Exercise aim:
Write out every line of the data below exactly as given.

Working data:
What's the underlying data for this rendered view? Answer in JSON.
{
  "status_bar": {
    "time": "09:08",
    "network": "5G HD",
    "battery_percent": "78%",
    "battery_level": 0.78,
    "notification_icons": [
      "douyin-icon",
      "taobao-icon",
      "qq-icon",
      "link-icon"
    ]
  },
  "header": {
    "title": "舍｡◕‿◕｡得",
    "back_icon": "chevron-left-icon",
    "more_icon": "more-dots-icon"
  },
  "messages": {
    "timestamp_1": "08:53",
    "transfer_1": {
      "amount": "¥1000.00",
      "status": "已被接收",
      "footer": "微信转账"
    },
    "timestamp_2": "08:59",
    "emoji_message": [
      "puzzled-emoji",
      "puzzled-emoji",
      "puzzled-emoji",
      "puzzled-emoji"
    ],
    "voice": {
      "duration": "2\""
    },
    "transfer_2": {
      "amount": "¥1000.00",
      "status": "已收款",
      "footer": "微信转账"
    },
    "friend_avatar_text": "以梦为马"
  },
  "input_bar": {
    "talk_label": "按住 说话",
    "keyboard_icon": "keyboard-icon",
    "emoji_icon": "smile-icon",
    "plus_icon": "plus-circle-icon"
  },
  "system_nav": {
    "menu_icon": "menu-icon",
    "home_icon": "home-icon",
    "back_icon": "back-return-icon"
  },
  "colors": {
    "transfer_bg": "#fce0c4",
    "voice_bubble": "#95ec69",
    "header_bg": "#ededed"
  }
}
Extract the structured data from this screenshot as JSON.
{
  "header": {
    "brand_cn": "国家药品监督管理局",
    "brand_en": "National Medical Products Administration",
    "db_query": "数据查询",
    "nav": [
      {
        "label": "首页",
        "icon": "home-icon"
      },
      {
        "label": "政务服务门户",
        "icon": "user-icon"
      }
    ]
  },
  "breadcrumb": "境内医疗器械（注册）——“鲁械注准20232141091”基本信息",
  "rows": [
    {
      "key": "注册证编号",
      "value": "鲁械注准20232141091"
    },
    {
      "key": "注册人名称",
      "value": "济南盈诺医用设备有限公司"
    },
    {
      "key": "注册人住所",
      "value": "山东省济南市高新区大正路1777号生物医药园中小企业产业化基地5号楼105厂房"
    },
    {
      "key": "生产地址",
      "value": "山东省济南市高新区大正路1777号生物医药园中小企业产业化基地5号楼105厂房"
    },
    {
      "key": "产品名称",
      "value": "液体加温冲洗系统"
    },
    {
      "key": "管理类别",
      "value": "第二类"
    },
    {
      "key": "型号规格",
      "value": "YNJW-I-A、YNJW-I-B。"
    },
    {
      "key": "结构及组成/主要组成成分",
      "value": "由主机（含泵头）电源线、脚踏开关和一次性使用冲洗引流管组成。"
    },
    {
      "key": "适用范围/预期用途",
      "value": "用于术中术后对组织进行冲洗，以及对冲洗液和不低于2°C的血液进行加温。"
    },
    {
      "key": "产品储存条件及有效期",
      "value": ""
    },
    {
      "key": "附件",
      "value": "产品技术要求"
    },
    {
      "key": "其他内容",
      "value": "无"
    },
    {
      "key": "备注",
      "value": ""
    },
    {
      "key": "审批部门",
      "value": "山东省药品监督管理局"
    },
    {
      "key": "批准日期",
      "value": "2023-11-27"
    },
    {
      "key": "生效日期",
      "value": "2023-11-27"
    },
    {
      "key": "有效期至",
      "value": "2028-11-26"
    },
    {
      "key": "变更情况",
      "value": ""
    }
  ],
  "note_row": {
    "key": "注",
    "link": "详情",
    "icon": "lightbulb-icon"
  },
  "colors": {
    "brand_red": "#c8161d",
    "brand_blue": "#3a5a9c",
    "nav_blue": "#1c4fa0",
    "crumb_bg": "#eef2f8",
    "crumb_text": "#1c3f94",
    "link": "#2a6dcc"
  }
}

Your solution:
What's the underlying data for this rendered view? Answer in JSON.
{
  "status_bar": {
    "time": "09:08",
    "network": "5G HD",
    "battery_percent": "78%",
    "battery_level": 0.78,
    "notification_icons": [
      "douyin-icon",
      "taobao-icon",
      "qq-icon",
      "link-icon"
    ]
  },
  "header": {
    "title": "舍｡◕‿◕｡得",
    "back_icon": "chevron-left-icon",
    "more_icon": "more-dots-icon"
  },
  "messages": {
    "timestamp_1": "08:53",
    "transfer_1": {
      "amount": "¥1000.00",
      "status": "已被接收",
      "footer": "微信转账"
    },
    "timestamp_2": "08:59",
    "emoji_message": [
      "puzzled-emoji",
      "puzzled-emoji",
      "puzzled-emoji",
      "puzzled-emoji"
    ],
    "voice": {
      "duration": "2\""
    },
    "transfer_2": {
      "amount": "¥1000.00",
      "status": "已收款",
      "footer": "微信转账"
    },
    "friend_avatar_text": "以梦为马"
  },
  "input_bar": {
    "talk_label": "按住 说话",
    "keyboard_icon": "keyboard-icon",
    "emoji_icon": "smile-icon",
    "plus_icon": "plus-circle-icon"
  },
  "system_nav": {
    "menu_icon": "menu-icon",
    "home_icon": "home-icon",
    "back_icon": "back-return-icon"
  },
  "colors": {
    "transfer_bg": "#fce0c4",
    "voice_bubble": "#95ec69",
    "header_bg": "#ededed"
  }
}
Extract the structured data from this screenshot as JSON.
{
  "header": {
    "brand_cn": "国家药品监督管理局",
    "brand_en": "National Medical Products Administration",
    "db_query": "数据查询",
    "nav": [
      {
        "label": "首页",
        "icon": "home-icon"
      },
      {
        "label": "政务服务门户",
        "icon": "user-icon"
      }
    ]
  },
  "breadcrumb": "境内医疗器械（注册）——“鲁械注准20232141091”基本信息",
  "rows": [
    {
      "key": "注册证编号",
      "value": "鲁械注准20232141091"
    },
    {
      "key": "注册人名称",
      "value": "济南盈诺医用设备有限公司"
    },
    {
      "key": "注册人住所",
      "value": "山东省济南市高新区大正路1777号生物医药园中小企业产业化基地5号楼105厂房"
    },
    {
      "key": "生产地址",
      "value": "山东省济南市高新区大正路1777号生物医药园中小企业产业化基地5号楼105厂房"
    },
    {
      "key": "产品名称",
      "value": "液体加温冲洗系统"
    },
    {
      "key": "管理类别",
      "value": "第二类"
    },
    {
      "key": "型号规格",
      "value": "YNJW-I-A、YNJW-I-B。"
    },
    {
      "key": "结构及组成/主要组成成分",
      "value": "由主机（含泵头）电源线、脚踏开关和一次性使用冲洗引流管组成。"
    },
    {
      "key": "适用范围/预期用途",
      "value": "用于术中术后对组织进行冲洗，以及对冲洗液和不低于2°C的血液进行加温。"
    },
    {
      "key": "产品储存条件及有效期",
      "value": ""
    },
    {
      "key": "附件",
      "value": "产品技术要求"
    },
    {
      "key": "其他内容",
      "value": "无"
    },
    {
      "key": "备注",
      "value": ""
    },
    {
      "key": "审批部门",
      "value": "山东省药品监督管理局"
    },
    {
      "key": "批准日期",
      "value": "2023-11-27"
    },
    {
      "key": "生效日期",
      "value": "2023-11-27"
    },
    {
      "key": "有效期至",
      "value": "2028-11-26"
    },
    {
      "key": "变更情况",
      "value": ""
    }
  ],
  "note_row": {
    "key": "注",
    "link": "详情",
    "icon": "lightbulb-icon"
  },
  "colors": {
    "brand_red": "#c8161d",
    "brand_blue": "#3a5a9c",
    "nav_blue": "#1c4fa0",
    "crumb_bg": "#eef2f8",
    "crumb_text": "#1c3f94",
    "link": "#2a6dcc"
  }
}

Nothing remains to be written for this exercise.